Dataset rows describing interfaces:
◇ ◇ ◇

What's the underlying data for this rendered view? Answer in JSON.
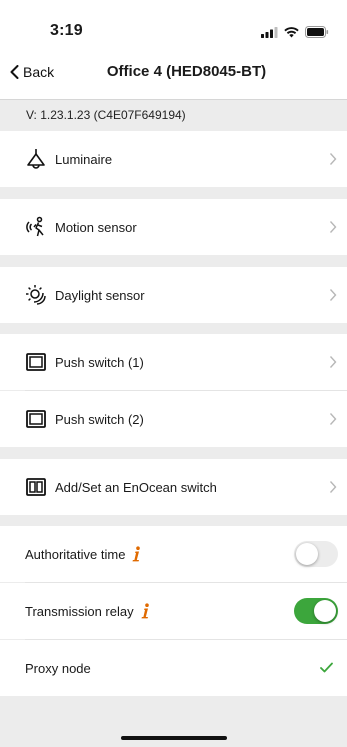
{
  "status": {
    "time": "3:19"
  },
  "nav": {
    "back_label": "Back",
    "title": "Office 4 (HED8045-BT)"
  },
  "version": "V: 1.23.1.23  (C4E07F649194)",
  "menu": [
    {
      "label": "Luminaire",
      "icon": "ceiling-lamp-icon"
    },
    {
      "label": "Motion sensor",
      "icon": "motion-sensor-icon"
    },
    {
      "label": "Daylight sensor",
      "icon": "daylight-sensor-icon"
    },
    {
      "label": "Push switch (1)",
      "icon": "push-switch-icon"
    },
    {
      "label": "Push switch (2)",
      "icon": "push-switch-icon"
    },
    {
      "label": "Add/Set an EnOcean switch",
      "icon": "enocean-switch-icon"
    }
  ],
  "settings": {
    "authoritative_time": {
      "label": "Authoritative time",
      "on": false
    },
    "transmission_relay": {
      "label": "Transmission relay",
      "on": true
    },
    "proxy_node": {
      "label": "Proxy node",
      "checked": true
    }
  },
  "colors": {
    "toggle_on": "#3ca63c",
    "toggle_off": "#ececec",
    "info": "#e06a00",
    "check": "#3ca63c"
  }
}
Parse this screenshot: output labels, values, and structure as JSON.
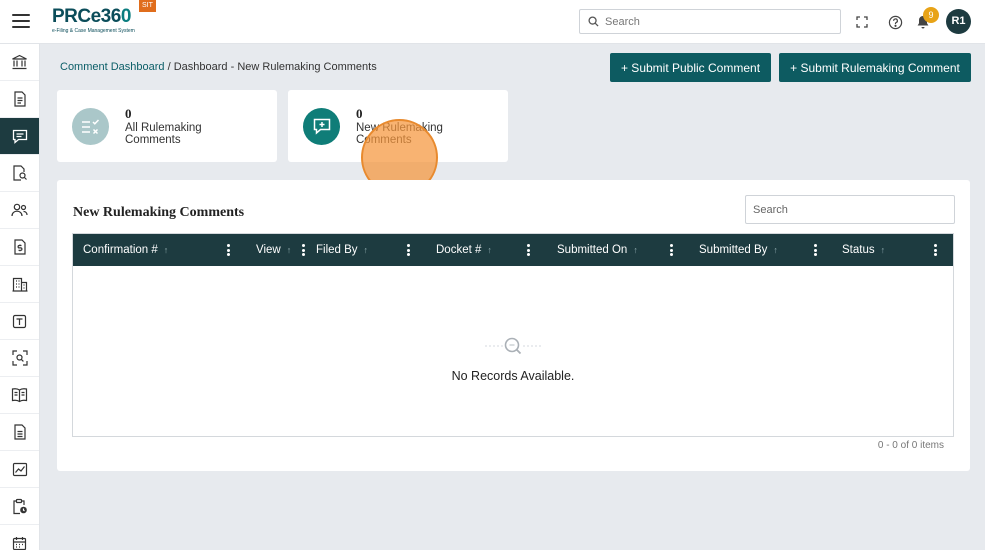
{
  "header": {
    "logo_main": "PRCe36",
    "logo_tail": "0",
    "logo_sub": "e-Filing & Case Management System",
    "env_badge": "SIT",
    "search_placeholder": "Search",
    "notification_count": "9",
    "user_initials": "R1"
  },
  "breadcrumb": {
    "root": "Comment Dashboard",
    "separator": " / ",
    "current": "Dashboard - New Rulemaking Comments"
  },
  "actions": {
    "submit_public": "+ Submit Public Comment",
    "submit_rulemaking": "+ Submit Rulemaking Comment"
  },
  "cards": [
    {
      "count": "0",
      "label": "All Rulemaking Comments"
    },
    {
      "count": "0",
      "label": "New Rulemaking Comments"
    }
  ],
  "panel": {
    "title": "New Rulemaking Comments",
    "search_placeholder": "Search"
  },
  "grid": {
    "columns": [
      {
        "label": "Confirmation #",
        "sort": "↑"
      },
      {
        "label": "View",
        "sort": "↑"
      },
      {
        "label": "Filed By",
        "sort": "↑"
      },
      {
        "label": "Docket #",
        "sort": "↑"
      },
      {
        "label": "Submitted On",
        "sort": "↑"
      },
      {
        "label": "Submitted By",
        "sort": "↑"
      },
      {
        "label": "Status",
        "sort": "↑"
      }
    ],
    "empty_text": "No Records Available.",
    "pager": "0 - 0 of 0 items"
  },
  "sidebar": {
    "items": [
      {
        "icon": "institution-icon"
      },
      {
        "icon": "document-icon"
      },
      {
        "icon": "comment-icon",
        "active": true
      },
      {
        "icon": "document-search-icon"
      },
      {
        "icon": "users-icon"
      },
      {
        "icon": "money-document-icon"
      },
      {
        "icon": "building-icon"
      },
      {
        "icon": "template-icon"
      },
      {
        "icon": "scan-search-icon"
      },
      {
        "icon": "book-icon"
      },
      {
        "icon": "report-document-icon"
      },
      {
        "icon": "chart-icon"
      },
      {
        "icon": "clipboard-clock-icon"
      },
      {
        "icon": "calendar-icon"
      }
    ]
  },
  "colors": {
    "primary": "#0d5b61",
    "header_dark": "#1d3b40",
    "badge": "#e8a317",
    "env": "#e06d1c"
  }
}
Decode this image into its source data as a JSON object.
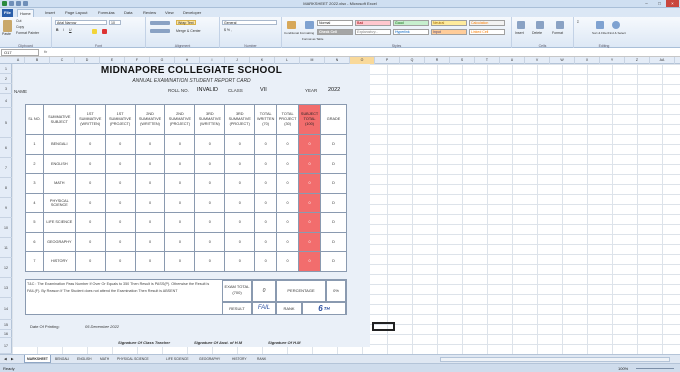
{
  "window": {
    "title": "MARKSHEET 2022.xlsx - Microsoft Excel"
  },
  "ribbon": {
    "tabs": [
      "File",
      "Home",
      "Insert",
      "Page Layout",
      "Formulas",
      "Data",
      "Review",
      "View",
      "Developer"
    ],
    "clipboard": {
      "paste": "Paste",
      "cut": "Cut",
      "copy": "Copy",
      "format_painter": "Format Painter",
      "label": "Clipboard"
    },
    "font": {
      "name": "Arial Narrow",
      "size": "10",
      "label": "Font"
    },
    "alignment": {
      "wrap": "Wrap Text",
      "merge": "Merge & Center",
      "label": "Alignment"
    },
    "number": {
      "format": "General",
      "label": "Number"
    },
    "styles": {
      "cond": "Conditional Formatting",
      "format_table": "Format as Table",
      "cells": [
        "Normal",
        "Bad",
        "Good",
        "Neutral",
        "Calculation",
        "Check Cell",
        "Explanatory...",
        "Hyperlink",
        "Input",
        "Linked Cell"
      ],
      "label": "Styles"
    },
    "cells": {
      "insert": "Insert",
      "delete": "Delete",
      "format": "Format",
      "label": "Cells"
    },
    "editing": {
      "sort": "Sort & Filter",
      "find": "Find & Select",
      "label": "Editing"
    }
  },
  "formula_bar": {
    "name_box": "O17",
    "fx": "fx"
  },
  "columns": [
    "A",
    "B",
    "C",
    "D",
    "E",
    "F",
    "G",
    "H",
    "I",
    "J",
    "K",
    "L",
    "M",
    "N",
    "O",
    "P",
    "Q",
    "R",
    "S",
    "T",
    "U",
    "V",
    "W",
    "X",
    "Y",
    "Z",
    "AA"
  ],
  "report": {
    "school": "MIDNAPORE COLLEGIATE SCHOOL",
    "subtitle": "ANNUAL EXAMINATION STUDENT REPORT CARD",
    "name_label": "NAME",
    "roll_label": "ROLL NO.",
    "roll_value": "INVALID",
    "class_label": "CLASS",
    "class_value": "VII",
    "year_label": "YEAR",
    "year_value": "2022",
    "headers": [
      "SL NO.",
      "SUMMATIVE SUBJECT",
      "1ST SUMMATIVE (WRITTEN)",
      "1ST SUMMATIVE (PROJECT)",
      "2ND SUMMATIVE (WRITTEN)",
      "2ND SUMMATIVE (PROJECT)",
      "3RD SUMMATIVE (WRITTEN)",
      "3RD SUMMATIVE (PROJECT)",
      "TOTAL WRITTEN (70)",
      "TOTAL PROJECT (30)",
      "SUBJECT TOTAL (100)",
      "GRADE"
    ],
    "rows": [
      [
        "1",
        "BENGALI",
        "0",
        "0",
        "0",
        "0",
        "0",
        "0",
        "0",
        "0",
        "0",
        "D"
      ],
      [
        "2",
        "ENGLISH",
        "0",
        "0",
        "0",
        "0",
        "0",
        "0",
        "0",
        "0",
        "0",
        "D"
      ],
      [
        "3",
        "MATH",
        "0",
        "0",
        "0",
        "0",
        "0",
        "0",
        "0",
        "0",
        "0",
        "D"
      ],
      [
        "4",
        "PHYSICAL SCIENCE",
        "0",
        "0",
        "0",
        "0",
        "0",
        "0",
        "0",
        "0",
        "0",
        "D"
      ],
      [
        "5",
        "LIFE SCIENCE",
        "0",
        "0",
        "0",
        "0",
        "0",
        "0",
        "0",
        "0",
        "0",
        "D"
      ],
      [
        "6",
        "GEOGRAPHY",
        "0",
        "0",
        "0",
        "0",
        "0",
        "0",
        "0",
        "0",
        "0",
        "D"
      ],
      [
        "7",
        "HISTORY",
        "0",
        "0",
        "0",
        "0",
        "0",
        "0",
        "0",
        "0",
        "0",
        "D"
      ]
    ],
    "tnc": "T&C : The Examination Pass Number If Over Or Equals to 350 Then Result is PASS(P). Otherwise the Result is FAIL(F). By Reason If The Student does not attend the Examination Then Result is ABSENT",
    "exam_total_label": "EXAM TOTAL (700)",
    "exam_total_value": "0",
    "percentage_label": "PERCENTAGE",
    "percentage_value": "0%",
    "result_label": "RESULT",
    "result_value": "FAIL",
    "rank_label": "RANK",
    "rank_value": "6",
    "rank_suffix": "TH",
    "printing_label": "Date Of Printing:",
    "printing_value": "05 December 2022",
    "sign_teacher": "Signature Of Class Teacher",
    "sign_asst_hm": "Signature Of Asst. of H.M",
    "sign_hm": "Signature Of H.M"
  },
  "sheet_tabs": [
    "MARKSHEET",
    "BENGALI",
    "ENGLISH",
    "MATH",
    "PHYSICAL SCIENCE",
    "LIFE SCIENCE",
    "GEOGRAPHY",
    "HISTORY",
    "RANK"
  ],
  "status": {
    "ready": "Ready",
    "zoom": "100%"
  },
  "colors": {
    "accent": "#2a5ea9",
    "red_cell": "#f26d6d",
    "sheet_bg": "#eaf0f8"
  }
}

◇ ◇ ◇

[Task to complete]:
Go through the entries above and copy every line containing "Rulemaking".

[Reply]:
    "current": "Dashboard - New Rulemaking Comments"
    "submit_rulemaking": "+ Submit Rulemaking Comment"
      "label": "All Rulemaking Comments"
      "label": "New Rulemaking Comments"
    "title": "New Rulemaking Comments",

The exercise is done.